The Gopher!

Monday morning we started out by doing our phenology routes, I was in the northwest/landfill group with Wyatt and Allie. Unfortunately, the wind was blowing in the wrong direction and it made for a stinky morning at landfill! The morning was the fastest morning of phenology yet, we were all back and finished well before lunch. The reason it was so fast was because so many plants were done flowering so we didn’t have to check them. Last Friday we did independent estimates of how many heads we thought were going to be excluded from our routes as of Monday morning. Alex won with an estimate of 521, only 2 off from the correct answer of 519 heads!

Our afternoon consisted of working on independent projects. For me, this meant heading out with Kennedy to P2 to asses style persistence and dust more echinacea for Team Dust. While we were there we saw lots of different critters, ranging from a robber fly (if you haven’t seen one, just know that you don’t want this fly to bite you) to a gopher.

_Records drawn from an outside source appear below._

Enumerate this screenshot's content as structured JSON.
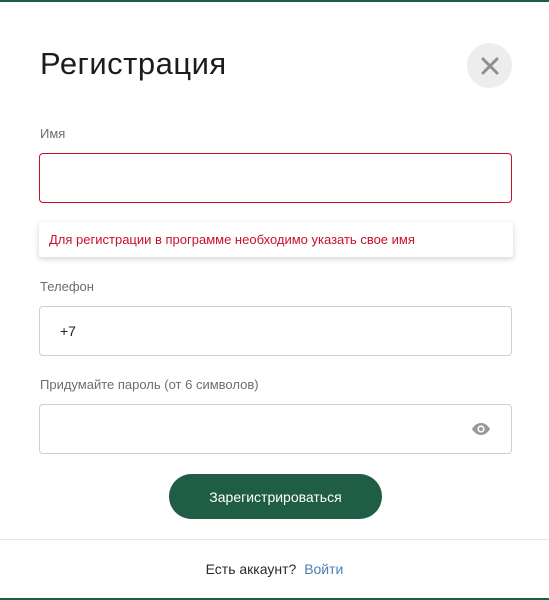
{
  "modal": {
    "title": "Регистрация",
    "close_icon": "close-icon"
  },
  "form": {
    "name": {
      "label": "Имя",
      "value": "",
      "error": "Для регистрации в программе необходимо указать свое имя"
    },
    "phone": {
      "label": "Телефон",
      "value": "+7"
    },
    "password": {
      "label": "Придумайте пароль (от 6 символов)",
      "value": "",
      "toggle_icon": "eye-icon"
    },
    "submit_label": "Зарегистрироваться"
  },
  "footer": {
    "text": "Есть аккаунт?",
    "link_label": "Войти"
  },
  "colors": {
    "accent": "#1f5d44",
    "error": "#c8102e",
    "link": "#4d7fb3"
  }
}
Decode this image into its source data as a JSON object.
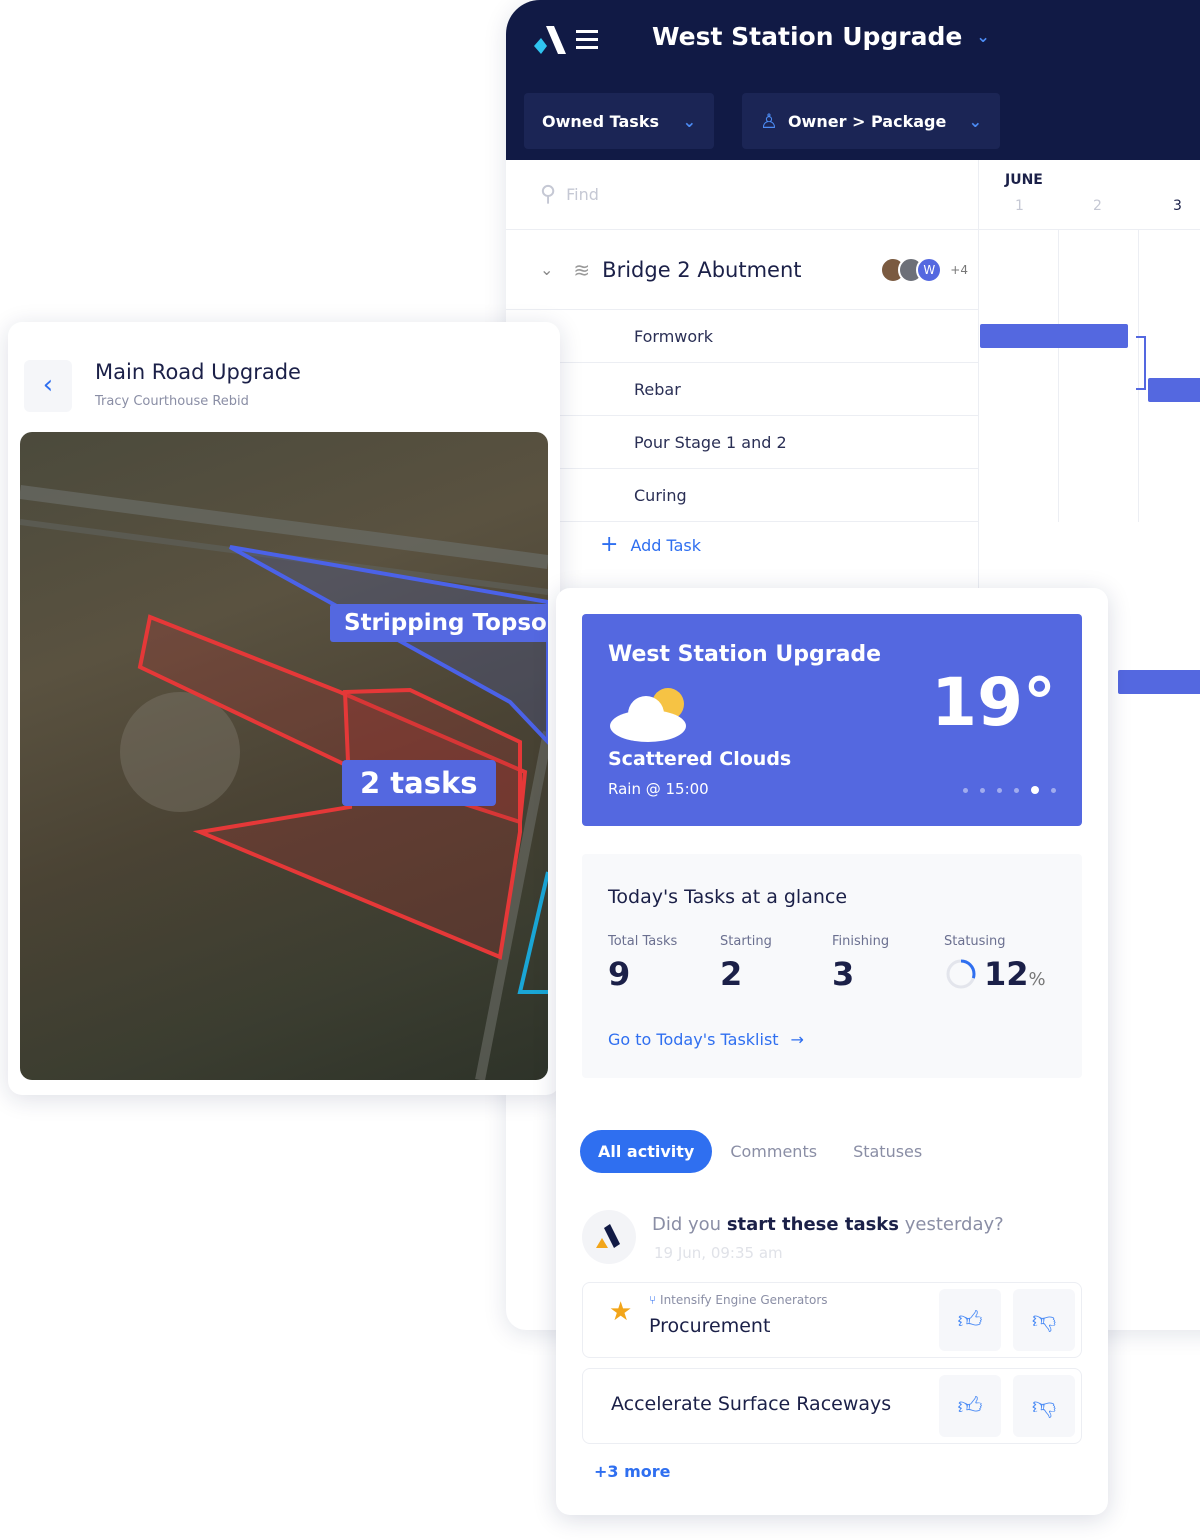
{
  "header": {
    "project_title": "West Station Upgrade",
    "filter1": "Owned Tasks",
    "filter2": "Owner > Package"
  },
  "list": {
    "search_placeholder": "Find",
    "group": {
      "title": "Bridge 2 Abutment",
      "avatar_letter": "W",
      "more_count": "+4"
    },
    "tasks": [
      "Formwork",
      "Rebar",
      "Pour Stage 1 and 2",
      "Curing"
    ],
    "add_task": "Add Task"
  },
  "gantt": {
    "month": "JUNE",
    "days": [
      "1",
      "2",
      "3"
    ]
  },
  "map_card": {
    "title": "Main Road Upgrade",
    "subtitle": "Tracy Courthouse Rebid",
    "label1": "Stripping Topsoil",
    "label2": "2 tasks"
  },
  "weather": {
    "project": "West Station Upgrade",
    "temperature": "19°",
    "condition": "Scattered Clouds",
    "rain": "Rain @ 15:00",
    "icon": "partly-cloudy-icon",
    "color": "#5468e0",
    "pages": 6,
    "active_page": 5
  },
  "glance": {
    "title": "Today's Tasks at a glance",
    "stats": [
      {
        "label": "Total Tasks",
        "value": "9"
      },
      {
        "label": "Starting",
        "value": "2"
      },
      {
        "label": "Finishing",
        "value": "3"
      }
    ],
    "statusing": {
      "label": "Statusing",
      "value": "12",
      "unit": "%",
      "percent": 12
    },
    "link": "Go to Today's Tasklist"
  },
  "activity": {
    "tabs": [
      "All activity",
      "Comments",
      "Statuses"
    ],
    "active_tab": 0,
    "question": {
      "pre": "Did you ",
      "bold": "start these tasks",
      "post": " yesterday?"
    },
    "timestamp": "19 Jun, 09:35 am",
    "items": [
      {
        "parent": "Intensify Engine Generators",
        "title": "Procurement",
        "starred": true
      },
      {
        "title": "Accelerate Surface Raceways",
        "starred": false
      }
    ],
    "more": "+3 more"
  }
}
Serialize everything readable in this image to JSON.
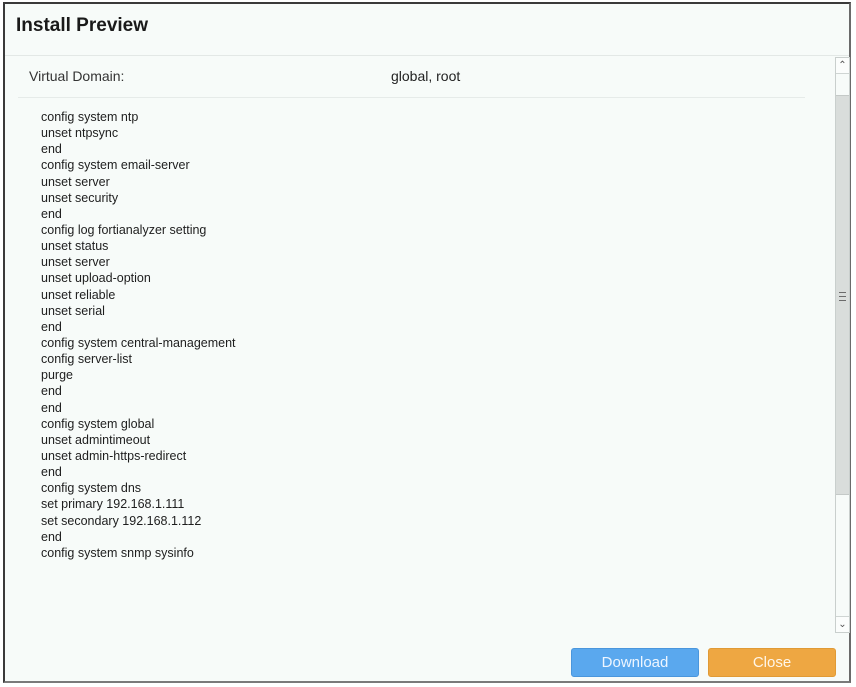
{
  "dialog": {
    "title": "Install Preview"
  },
  "virtual_domain": {
    "label": "Virtual Domain:",
    "value": "global, root"
  },
  "script_lines": [
    "config system ntp",
    "unset ntpsync",
    "end",
    "config system email-server",
    "unset server",
    "unset security",
    "end",
    "config log fortianalyzer setting",
    "unset status",
    "unset server",
    "unset upload-option",
    "unset reliable",
    "unset serial",
    "end",
    "config system central-management",
    "config server-list",
    "purge",
    "end",
    "end",
    "config system global",
    "unset admintimeout",
    "unset admin-https-redirect",
    "end",
    "config system dns",
    "set primary 192.168.1.111",
    "set secondary 192.168.1.112",
    "end",
    "config system snmp sysinfo"
  ],
  "scrollbar": {
    "up_icon": "chevron-up",
    "down_icon": "chevron-down",
    "grip_icon": "grip-lines",
    "position_fraction": 0.0,
    "visible_fraction": 0.72
  },
  "footer": {
    "download_label": "Download",
    "close_label": "Close"
  },
  "colors": {
    "download": "#5aa8ee",
    "close": "#eea742",
    "background": "#f7fbf9"
  }
}
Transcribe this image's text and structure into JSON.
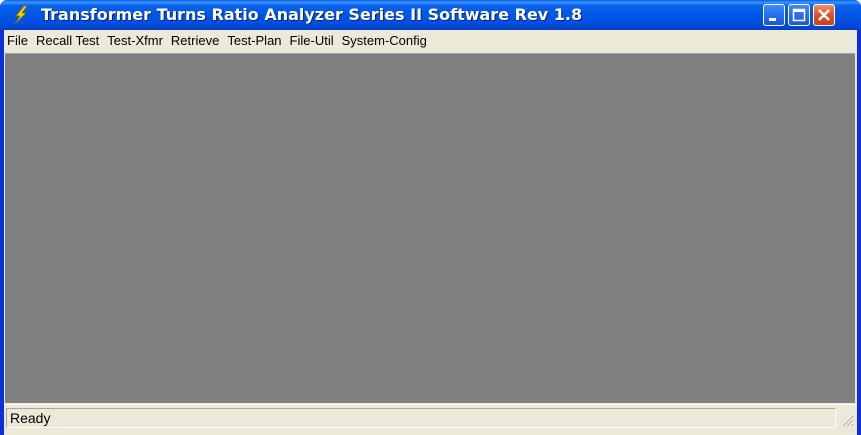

The gopher didn’t seem to notice that we were there, it came right up to us! As a future gopher, I was very excited to see my mascot in the field.

Since there was still more time in the afternoon, we went back to Hjelm to see what we could help with. I went out with Wyatt to search for liatris in remnants for his independent project assessing liatris and butterflies in the remnants. Some sites didn’t seem to have any, but others were promising! At the end of the day Wyatt and I helped Allie with the aphid project and we searched for aphids and looked at different echinacea plants in P1. While we were successful in finishing assessing all of plants, none of us found any aphids. Once we did our chores, we were able to head out for the day and get ready for Tuesday!

Jul 6 Orchid Trip Adventure Recap

It was a dark and stormy night. Well, really it was morning, but the dark and stormy part is true. Regardless, the inclement weather during Tuesday’s early hours wasn’t enough to keep Team Echinacea from taking a road trip to monitor orchid populations in Fertile, MN.

Eight of us, about half the team, left the field house around 7am and drove north for two and a half hours. We stopped only for the necessities, namely the bathroom and donuts. The rain forced us to wait in our vehicles when we arrived at our site, and we were finally able to get to work around 10:30.

The first location we visited required a short hike to access. Though it’s acres upon acres in size, you’d never find it if you didn’t know where to look, which is why we were fortunate we were joined by Gretel Kiefer, who has worked with these orchids and the Nature Conservancy for over decades. A long-time member of Team Echinacea, Gretel is spending most of her summer at the Chicago Botanic Garden, but was able to join us this week for the trip.

The work itself consisted of moving in groups of four searching 10m by 10m plots for orchid plants. Whenever we found one, we would gather some data on its flowers, give it a numbered flag and use a GPS to mark its exact location. The plots themselves were sometimes a bit difficult to keep track of because many of the markers were fallen over or missing; I can only imagine how difficult it may have beef if there was standing water. Fortunately for us—but perhaps not the plants—this year is a dry one.

After finishing up at the first location, we ate lunch before traveling to the second and final location for the day. Because it would have been a long walk carrying all of our equipment, to get there we all piled in to Stuart’s pickup truck and drove down what I would hesitate to call a road, though we did all make it in one piece.

Our task for the second location was the same as before, but took much longer due to its larger size. By the time we were finishing up, the sun had come up after hiding behind the clouds all day. We were fortunate that it had been cloudy for most of the day; not only does cloud cover provide some relief from the heat, but, somewhat counter-intuitively, direct sunlight also makes it more difficult to spot individual plants. Once we wrapped up our work around 7pm, we headed south, stopping at a pizza place in Ada on the way back for dinner.

Despite the rain in the early hours, the consensus was that the orchid trip was successful, and indisputably a blast.

Some bonus photos:

—Wyatt